Gambling is a game where players risk something of value on an event that is determined by chance. This can involve anything from scratchcards and fruit machines to betting on lottery tickets or office pools.
It is also possible to play gambling games with non-monetary items, such as marbles and Pogs or Magic: The Gathering cards, but the primary focus is on real money. For example, life insurance is a form of gambling; paying the premium on a policy means placing a bet that one will die within a certain time period.
If you have a problem with gambling, you should consider seeking help. There are many treatment options available, including therapy, counseling and support groups.
You may also be able to quit by using your own resources. If you have a strong support network and are willing to change your behavior, you can stop gambling without needing professional help.
For some people, overcoming their addiction to gambling is easy, but for others, it can be challenging. You might have to seek professional counseling and participate in a 12-step recovery program like Gamblers Anonymous.
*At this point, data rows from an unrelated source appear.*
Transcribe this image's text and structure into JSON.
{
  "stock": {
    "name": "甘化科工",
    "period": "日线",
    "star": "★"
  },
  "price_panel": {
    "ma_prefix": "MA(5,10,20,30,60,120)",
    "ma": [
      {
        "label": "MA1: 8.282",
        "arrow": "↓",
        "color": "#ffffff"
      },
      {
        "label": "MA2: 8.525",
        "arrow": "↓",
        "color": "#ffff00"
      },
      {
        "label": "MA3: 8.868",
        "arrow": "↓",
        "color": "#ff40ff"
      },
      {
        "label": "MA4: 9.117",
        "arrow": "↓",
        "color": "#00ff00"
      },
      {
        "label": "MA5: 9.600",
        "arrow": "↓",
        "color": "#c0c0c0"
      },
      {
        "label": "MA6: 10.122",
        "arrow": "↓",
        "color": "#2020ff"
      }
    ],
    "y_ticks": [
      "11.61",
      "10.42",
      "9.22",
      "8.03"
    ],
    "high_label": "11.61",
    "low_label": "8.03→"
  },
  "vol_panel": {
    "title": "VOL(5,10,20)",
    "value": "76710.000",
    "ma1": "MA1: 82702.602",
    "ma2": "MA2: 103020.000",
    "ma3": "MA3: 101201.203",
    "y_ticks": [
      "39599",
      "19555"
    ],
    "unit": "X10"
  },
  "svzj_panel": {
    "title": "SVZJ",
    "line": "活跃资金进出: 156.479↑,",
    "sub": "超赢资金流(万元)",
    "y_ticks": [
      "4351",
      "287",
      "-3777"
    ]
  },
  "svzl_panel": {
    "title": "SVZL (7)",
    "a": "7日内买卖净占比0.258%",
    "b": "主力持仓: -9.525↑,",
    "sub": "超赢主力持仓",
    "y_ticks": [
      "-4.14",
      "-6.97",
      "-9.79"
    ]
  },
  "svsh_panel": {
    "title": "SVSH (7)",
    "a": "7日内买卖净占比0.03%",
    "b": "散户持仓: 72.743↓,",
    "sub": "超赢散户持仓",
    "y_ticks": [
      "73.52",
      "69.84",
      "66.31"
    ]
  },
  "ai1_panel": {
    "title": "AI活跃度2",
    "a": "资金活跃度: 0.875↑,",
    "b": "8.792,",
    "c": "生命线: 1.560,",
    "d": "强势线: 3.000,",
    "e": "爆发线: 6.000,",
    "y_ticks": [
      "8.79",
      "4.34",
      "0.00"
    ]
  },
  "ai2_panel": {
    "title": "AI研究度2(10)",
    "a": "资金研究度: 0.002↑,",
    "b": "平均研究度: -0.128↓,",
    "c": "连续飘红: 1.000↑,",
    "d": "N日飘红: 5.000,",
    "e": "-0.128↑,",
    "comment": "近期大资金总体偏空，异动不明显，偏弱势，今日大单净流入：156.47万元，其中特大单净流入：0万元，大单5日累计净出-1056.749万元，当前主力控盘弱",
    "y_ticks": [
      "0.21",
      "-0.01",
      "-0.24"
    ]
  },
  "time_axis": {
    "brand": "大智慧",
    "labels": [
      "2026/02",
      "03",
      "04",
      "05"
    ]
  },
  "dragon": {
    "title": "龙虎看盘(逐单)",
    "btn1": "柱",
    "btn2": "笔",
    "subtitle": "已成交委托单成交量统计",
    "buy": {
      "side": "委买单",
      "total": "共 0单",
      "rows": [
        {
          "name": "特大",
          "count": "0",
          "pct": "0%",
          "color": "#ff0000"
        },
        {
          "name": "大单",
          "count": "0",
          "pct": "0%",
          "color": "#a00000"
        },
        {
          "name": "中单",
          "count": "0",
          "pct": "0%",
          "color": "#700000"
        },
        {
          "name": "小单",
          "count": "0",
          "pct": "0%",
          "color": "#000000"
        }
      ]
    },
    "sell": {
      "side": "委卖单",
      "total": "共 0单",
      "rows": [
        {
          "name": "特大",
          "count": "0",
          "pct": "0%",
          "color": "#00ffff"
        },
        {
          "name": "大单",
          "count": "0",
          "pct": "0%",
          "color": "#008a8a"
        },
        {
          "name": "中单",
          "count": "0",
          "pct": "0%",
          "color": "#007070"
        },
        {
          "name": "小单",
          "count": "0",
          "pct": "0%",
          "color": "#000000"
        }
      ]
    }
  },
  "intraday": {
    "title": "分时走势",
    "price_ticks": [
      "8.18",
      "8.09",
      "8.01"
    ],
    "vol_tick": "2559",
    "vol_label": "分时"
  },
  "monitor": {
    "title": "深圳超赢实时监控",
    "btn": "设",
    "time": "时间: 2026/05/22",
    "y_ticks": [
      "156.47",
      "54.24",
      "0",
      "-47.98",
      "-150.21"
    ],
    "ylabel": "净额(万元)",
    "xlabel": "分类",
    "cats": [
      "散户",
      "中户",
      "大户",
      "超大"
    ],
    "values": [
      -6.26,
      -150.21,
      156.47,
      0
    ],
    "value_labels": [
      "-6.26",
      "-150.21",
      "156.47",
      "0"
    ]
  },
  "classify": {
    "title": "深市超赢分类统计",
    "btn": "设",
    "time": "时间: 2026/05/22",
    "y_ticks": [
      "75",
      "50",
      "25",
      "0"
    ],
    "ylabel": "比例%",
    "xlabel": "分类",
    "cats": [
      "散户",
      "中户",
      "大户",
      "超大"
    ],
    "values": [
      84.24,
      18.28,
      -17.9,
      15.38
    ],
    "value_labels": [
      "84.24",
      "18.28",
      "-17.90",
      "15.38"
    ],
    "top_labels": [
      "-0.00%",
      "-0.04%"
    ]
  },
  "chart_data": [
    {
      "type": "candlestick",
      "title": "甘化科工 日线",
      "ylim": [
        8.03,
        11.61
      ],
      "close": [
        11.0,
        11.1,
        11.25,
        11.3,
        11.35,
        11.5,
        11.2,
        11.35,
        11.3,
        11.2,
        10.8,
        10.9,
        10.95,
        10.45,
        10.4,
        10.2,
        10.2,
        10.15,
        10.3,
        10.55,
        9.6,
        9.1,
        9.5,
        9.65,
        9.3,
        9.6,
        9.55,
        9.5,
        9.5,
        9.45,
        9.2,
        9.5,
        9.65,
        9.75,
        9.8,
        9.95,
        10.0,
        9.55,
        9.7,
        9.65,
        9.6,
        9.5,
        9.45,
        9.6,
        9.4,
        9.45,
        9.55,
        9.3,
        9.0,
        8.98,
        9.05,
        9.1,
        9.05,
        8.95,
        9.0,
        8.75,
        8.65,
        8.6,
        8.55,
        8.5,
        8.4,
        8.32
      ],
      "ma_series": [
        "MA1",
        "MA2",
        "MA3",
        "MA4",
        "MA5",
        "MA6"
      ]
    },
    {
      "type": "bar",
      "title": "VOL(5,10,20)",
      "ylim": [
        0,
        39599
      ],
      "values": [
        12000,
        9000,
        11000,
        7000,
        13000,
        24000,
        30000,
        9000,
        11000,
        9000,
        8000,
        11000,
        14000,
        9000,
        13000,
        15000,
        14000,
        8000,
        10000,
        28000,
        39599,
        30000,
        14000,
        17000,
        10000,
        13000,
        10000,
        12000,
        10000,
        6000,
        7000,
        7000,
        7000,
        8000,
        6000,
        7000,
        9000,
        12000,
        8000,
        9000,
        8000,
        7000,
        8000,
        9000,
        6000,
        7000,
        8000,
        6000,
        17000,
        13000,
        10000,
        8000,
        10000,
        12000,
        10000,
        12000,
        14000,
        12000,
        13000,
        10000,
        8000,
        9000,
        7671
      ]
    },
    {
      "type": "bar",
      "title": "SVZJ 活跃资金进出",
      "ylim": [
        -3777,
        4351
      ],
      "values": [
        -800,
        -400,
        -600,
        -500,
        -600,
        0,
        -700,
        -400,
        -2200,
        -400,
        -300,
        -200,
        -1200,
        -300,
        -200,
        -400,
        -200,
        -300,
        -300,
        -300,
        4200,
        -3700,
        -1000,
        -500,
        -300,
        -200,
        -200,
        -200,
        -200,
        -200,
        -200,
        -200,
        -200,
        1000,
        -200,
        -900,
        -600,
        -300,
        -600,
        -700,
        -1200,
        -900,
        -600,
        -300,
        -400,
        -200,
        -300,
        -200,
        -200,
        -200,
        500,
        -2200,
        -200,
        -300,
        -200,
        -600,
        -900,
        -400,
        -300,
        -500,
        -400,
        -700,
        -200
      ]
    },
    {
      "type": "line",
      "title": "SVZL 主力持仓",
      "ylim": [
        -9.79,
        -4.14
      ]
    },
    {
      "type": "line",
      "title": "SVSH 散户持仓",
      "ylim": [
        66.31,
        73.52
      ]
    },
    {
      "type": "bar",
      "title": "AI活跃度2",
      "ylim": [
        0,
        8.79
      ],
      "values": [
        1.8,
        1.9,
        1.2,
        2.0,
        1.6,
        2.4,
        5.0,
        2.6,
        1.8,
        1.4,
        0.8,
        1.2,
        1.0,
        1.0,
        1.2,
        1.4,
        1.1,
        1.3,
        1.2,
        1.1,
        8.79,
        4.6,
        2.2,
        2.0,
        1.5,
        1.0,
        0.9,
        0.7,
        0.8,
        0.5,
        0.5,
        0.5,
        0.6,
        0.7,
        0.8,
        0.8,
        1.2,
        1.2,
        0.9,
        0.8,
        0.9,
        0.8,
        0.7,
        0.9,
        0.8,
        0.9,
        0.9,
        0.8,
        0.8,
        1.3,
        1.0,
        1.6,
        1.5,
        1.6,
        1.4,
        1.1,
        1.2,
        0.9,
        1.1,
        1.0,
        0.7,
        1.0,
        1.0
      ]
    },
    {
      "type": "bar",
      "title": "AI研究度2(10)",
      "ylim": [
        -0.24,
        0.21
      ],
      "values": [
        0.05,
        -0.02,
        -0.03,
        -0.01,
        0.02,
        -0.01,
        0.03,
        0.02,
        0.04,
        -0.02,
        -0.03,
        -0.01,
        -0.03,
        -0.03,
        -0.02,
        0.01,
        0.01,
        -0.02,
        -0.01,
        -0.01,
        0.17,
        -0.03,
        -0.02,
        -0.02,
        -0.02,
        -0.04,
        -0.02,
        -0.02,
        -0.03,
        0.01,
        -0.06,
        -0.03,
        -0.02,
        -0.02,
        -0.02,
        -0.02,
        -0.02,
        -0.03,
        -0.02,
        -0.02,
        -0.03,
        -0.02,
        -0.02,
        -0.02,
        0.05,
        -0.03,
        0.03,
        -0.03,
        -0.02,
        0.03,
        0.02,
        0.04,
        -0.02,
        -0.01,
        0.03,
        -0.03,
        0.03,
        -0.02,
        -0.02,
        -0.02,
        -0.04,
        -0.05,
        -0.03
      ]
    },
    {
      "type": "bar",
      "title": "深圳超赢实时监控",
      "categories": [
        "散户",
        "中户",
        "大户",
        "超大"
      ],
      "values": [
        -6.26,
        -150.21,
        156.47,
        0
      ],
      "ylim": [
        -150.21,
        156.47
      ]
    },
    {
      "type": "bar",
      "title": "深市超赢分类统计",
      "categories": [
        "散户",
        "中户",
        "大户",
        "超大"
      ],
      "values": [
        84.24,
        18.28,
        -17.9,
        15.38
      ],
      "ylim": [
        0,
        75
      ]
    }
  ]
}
This group is patterned after Alcoholics Anonymous, and can offer you the support and guidance you need to become free from your addiction.
The American Psychiatric Association has moved pathological gambling from impulse-control disorders to the addictions chapter in its latest Diagnostic and Statistical Manual of Mental Disorders, published this past May. This change reflects a new understanding of the biology underlying addiction, and it has changed how psychiatrists approach treatment for this disorder.
Historically, the psychiatric community viewed pathological gambling as more of a compulsion than an addiction—a behavior primarily motivated by a desire to relieve anxiety rather than a craving for intense pleasure. However, research has shown that some people are addicted to gambling, just as they are addicted to drugs or alcohol.
Addiction is a complex mental illness that can be treated through various types of behavioral therapies, including cognitive behavioral therapy (CBT), psychodynamic therapy and family therapy. These therapies can help you deal with issues such as underlying anxiety and depression that may be contributing to your gambling problems.
You can also use physical activity to help you quit your gambling addiction. Exercise can release endorphins, which are chemicals that make you feel good. It can also reduce stress and improve your mood.
There are several factors that affect the likelihood of developing a gambling problem, including age, gender, social inequality and trauma. Some of these are genetic, while other factors can be learned through childhood experiences or exposure to traumatic events.
If you have a problem, you should reach out to friends and family for support. This might include attending a self-help group, such as Gam-Anon, where you can meet others who have similar problems. You can also try to postpone your gambling until you have more time, which can help to weaken the urge to gamble.
In the United States, four in five adults have gambled at some point in their lives. The majority of these people do not have a problem, but it is important to understand that gambling is an addictive and harmful habit. It can cause you to lose control of your spending and can negatively affect your work, relationships and finances.